■ **Directions**
Below are records; count the lines in them that hold "canal" and give only the count.

■ **Records for the exercise**
----

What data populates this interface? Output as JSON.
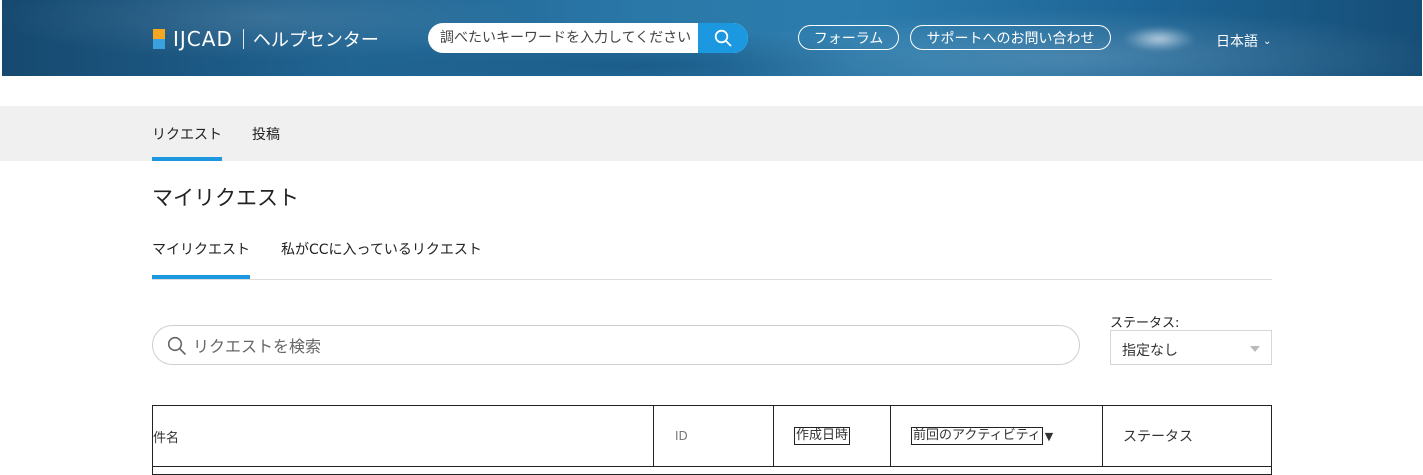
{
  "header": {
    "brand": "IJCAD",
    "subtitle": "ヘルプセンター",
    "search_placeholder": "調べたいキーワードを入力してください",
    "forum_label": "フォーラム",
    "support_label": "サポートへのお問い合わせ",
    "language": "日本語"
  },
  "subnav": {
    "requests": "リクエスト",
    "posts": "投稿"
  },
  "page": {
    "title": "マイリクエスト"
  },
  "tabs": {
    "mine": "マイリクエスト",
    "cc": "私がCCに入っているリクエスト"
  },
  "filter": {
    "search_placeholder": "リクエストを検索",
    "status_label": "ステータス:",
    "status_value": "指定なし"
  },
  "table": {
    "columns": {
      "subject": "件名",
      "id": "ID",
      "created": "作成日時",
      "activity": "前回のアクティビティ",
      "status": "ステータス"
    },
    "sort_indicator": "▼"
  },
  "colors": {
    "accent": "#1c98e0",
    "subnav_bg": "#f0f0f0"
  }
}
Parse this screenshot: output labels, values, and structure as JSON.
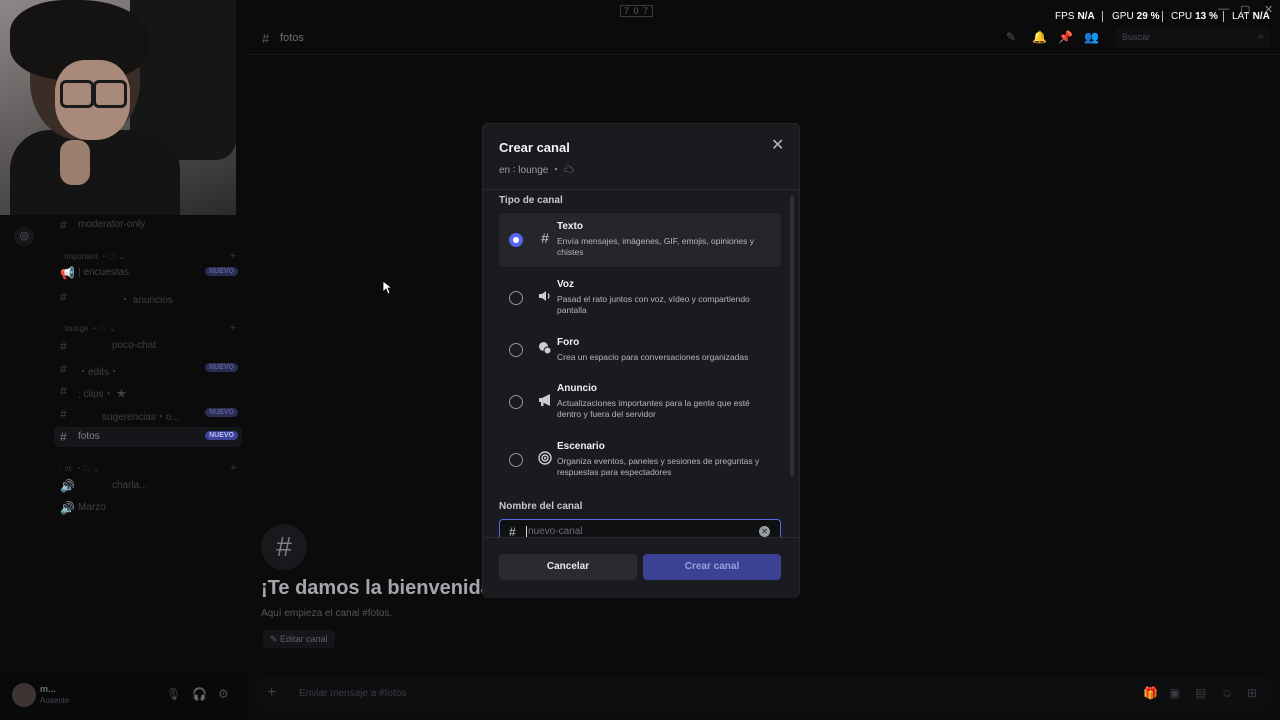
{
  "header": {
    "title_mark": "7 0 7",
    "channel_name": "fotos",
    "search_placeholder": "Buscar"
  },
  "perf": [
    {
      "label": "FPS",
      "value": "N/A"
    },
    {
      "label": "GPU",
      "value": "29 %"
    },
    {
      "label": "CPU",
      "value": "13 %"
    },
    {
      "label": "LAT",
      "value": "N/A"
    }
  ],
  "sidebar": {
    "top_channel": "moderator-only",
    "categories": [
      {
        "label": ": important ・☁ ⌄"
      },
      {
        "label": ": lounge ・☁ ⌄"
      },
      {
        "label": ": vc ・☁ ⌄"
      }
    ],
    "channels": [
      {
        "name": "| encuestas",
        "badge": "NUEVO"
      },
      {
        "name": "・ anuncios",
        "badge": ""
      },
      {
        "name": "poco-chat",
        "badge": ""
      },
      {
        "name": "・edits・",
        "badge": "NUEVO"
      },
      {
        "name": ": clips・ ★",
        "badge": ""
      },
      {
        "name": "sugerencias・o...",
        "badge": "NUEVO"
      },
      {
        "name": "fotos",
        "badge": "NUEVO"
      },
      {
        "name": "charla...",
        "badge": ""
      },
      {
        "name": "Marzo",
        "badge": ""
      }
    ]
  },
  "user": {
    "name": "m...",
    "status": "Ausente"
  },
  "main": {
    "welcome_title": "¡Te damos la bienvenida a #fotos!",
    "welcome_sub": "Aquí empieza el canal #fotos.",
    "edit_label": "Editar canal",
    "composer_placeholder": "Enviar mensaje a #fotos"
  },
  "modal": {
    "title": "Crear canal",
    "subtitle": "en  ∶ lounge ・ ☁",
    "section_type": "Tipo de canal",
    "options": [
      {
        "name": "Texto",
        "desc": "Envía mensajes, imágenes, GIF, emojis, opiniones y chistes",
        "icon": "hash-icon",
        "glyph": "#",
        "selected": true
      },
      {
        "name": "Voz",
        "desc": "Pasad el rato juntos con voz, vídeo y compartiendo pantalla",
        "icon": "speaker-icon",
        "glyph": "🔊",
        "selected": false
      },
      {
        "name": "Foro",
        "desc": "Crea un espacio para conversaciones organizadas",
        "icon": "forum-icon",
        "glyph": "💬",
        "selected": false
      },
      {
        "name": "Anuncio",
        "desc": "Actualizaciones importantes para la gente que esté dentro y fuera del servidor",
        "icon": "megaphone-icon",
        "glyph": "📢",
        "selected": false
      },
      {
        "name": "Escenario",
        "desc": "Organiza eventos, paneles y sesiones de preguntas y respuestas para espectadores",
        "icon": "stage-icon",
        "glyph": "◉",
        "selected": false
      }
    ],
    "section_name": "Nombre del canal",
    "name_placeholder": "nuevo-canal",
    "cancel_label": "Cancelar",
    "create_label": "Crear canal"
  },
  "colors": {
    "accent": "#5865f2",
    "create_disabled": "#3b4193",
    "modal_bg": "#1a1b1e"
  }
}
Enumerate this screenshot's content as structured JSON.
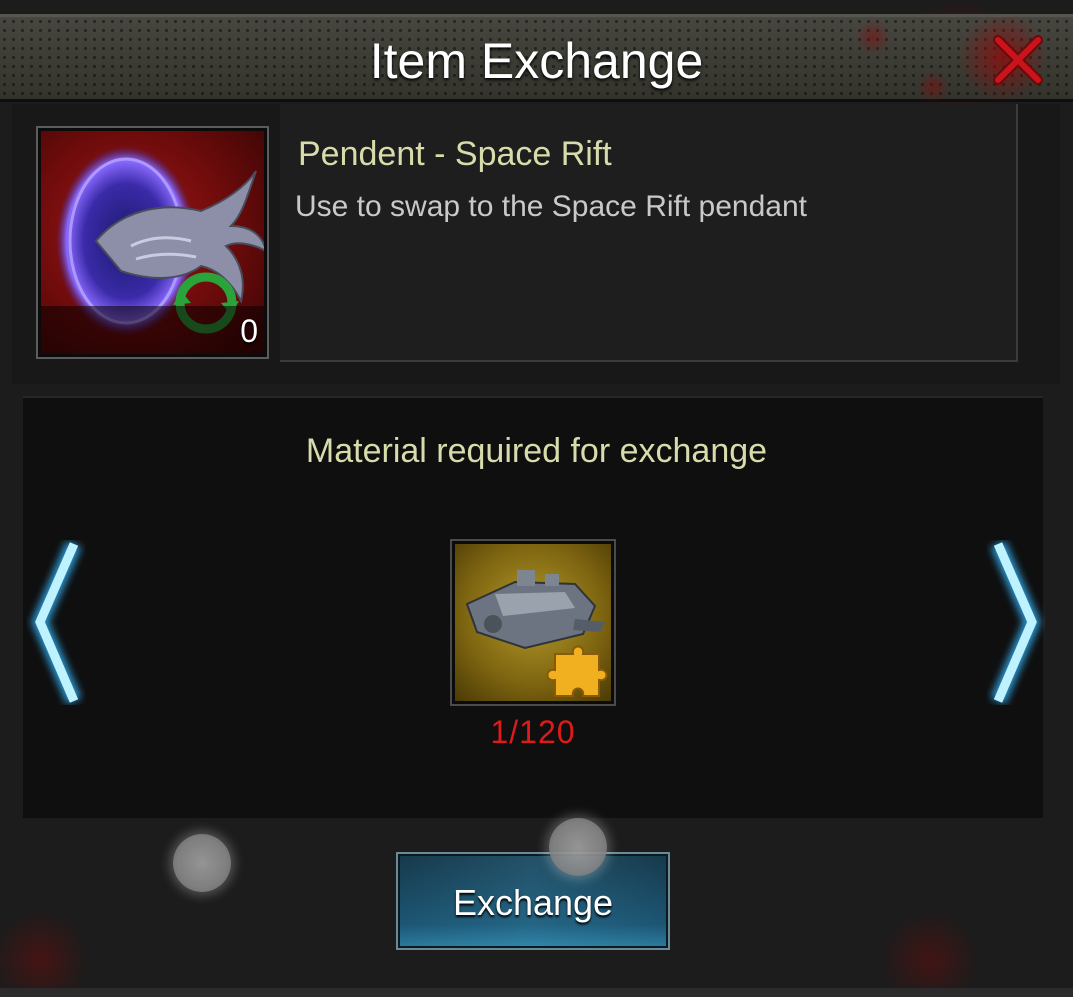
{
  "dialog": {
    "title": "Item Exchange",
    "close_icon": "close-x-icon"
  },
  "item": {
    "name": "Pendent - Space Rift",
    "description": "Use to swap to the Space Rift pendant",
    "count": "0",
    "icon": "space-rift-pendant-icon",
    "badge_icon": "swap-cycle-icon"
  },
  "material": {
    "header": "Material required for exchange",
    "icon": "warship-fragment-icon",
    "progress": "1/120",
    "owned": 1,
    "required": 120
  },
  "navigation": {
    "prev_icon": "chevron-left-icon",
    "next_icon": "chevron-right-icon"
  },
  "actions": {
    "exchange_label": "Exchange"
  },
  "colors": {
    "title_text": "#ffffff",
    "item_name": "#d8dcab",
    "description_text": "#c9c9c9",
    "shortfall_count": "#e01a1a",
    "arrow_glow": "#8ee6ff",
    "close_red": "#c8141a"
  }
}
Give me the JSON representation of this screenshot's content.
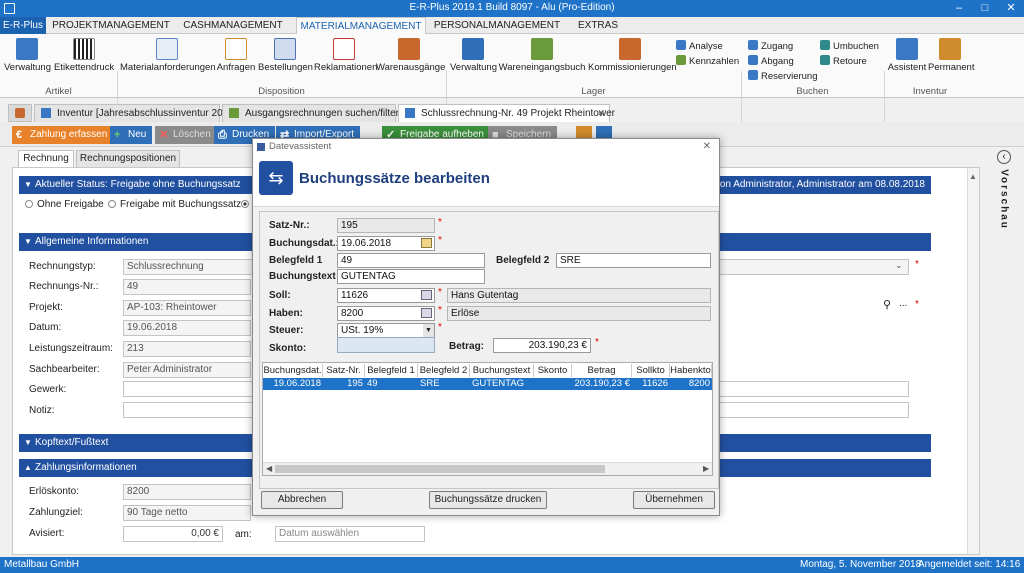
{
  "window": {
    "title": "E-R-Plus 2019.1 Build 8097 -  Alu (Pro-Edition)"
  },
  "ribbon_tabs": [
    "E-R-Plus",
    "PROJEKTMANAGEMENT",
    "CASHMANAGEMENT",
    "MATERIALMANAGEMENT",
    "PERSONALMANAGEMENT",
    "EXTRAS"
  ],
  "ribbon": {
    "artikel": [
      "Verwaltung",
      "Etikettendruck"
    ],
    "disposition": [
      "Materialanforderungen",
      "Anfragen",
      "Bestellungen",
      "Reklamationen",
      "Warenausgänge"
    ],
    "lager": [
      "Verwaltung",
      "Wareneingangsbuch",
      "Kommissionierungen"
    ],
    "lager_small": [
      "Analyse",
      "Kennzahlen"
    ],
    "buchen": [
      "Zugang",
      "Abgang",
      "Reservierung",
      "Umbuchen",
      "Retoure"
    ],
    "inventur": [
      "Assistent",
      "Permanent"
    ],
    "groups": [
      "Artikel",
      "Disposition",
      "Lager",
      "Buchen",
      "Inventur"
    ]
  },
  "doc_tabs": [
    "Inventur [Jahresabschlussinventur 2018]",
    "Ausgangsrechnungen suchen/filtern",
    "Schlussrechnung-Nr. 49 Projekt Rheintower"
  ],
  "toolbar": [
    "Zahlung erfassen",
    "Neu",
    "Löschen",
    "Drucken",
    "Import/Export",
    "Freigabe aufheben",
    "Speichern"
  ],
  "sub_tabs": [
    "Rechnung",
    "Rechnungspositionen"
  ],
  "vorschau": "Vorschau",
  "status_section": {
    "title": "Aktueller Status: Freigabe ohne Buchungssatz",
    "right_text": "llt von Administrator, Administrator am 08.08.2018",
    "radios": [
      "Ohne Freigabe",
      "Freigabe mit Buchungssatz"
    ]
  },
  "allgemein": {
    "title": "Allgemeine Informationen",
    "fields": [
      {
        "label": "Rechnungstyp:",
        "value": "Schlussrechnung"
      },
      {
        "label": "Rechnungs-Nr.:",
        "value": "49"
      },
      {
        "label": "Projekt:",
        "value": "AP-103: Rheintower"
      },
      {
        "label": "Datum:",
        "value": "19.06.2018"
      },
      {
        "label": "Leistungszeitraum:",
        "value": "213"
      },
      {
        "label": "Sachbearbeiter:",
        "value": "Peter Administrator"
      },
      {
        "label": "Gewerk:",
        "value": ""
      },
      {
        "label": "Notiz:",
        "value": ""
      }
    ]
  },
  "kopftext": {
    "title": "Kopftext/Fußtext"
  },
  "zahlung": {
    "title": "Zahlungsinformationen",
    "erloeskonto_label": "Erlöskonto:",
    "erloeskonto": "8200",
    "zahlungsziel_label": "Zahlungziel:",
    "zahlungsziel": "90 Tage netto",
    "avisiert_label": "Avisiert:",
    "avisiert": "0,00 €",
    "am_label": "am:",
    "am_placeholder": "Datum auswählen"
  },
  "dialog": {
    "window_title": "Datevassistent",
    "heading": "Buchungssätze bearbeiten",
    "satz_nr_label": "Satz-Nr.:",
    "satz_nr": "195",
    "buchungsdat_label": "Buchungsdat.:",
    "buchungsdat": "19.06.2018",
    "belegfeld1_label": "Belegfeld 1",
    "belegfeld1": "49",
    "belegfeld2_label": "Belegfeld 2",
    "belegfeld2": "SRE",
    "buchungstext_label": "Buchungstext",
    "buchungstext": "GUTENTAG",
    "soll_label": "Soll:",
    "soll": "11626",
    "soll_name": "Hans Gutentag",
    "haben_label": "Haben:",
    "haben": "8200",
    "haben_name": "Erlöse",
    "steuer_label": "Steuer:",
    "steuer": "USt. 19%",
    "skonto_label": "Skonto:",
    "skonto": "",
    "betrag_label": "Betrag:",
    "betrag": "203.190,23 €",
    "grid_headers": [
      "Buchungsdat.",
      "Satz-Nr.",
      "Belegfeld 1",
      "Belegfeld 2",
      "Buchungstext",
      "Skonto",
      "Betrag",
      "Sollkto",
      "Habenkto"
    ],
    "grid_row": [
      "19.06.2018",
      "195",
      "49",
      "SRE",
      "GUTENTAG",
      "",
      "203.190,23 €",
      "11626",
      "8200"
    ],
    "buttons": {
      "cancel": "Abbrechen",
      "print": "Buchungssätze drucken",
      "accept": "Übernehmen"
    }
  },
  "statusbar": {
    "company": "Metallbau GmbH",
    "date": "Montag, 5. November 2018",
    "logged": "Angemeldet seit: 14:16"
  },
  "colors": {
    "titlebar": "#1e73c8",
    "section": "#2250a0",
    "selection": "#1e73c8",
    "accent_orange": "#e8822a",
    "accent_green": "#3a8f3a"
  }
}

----

■ **Response to the exercise**
7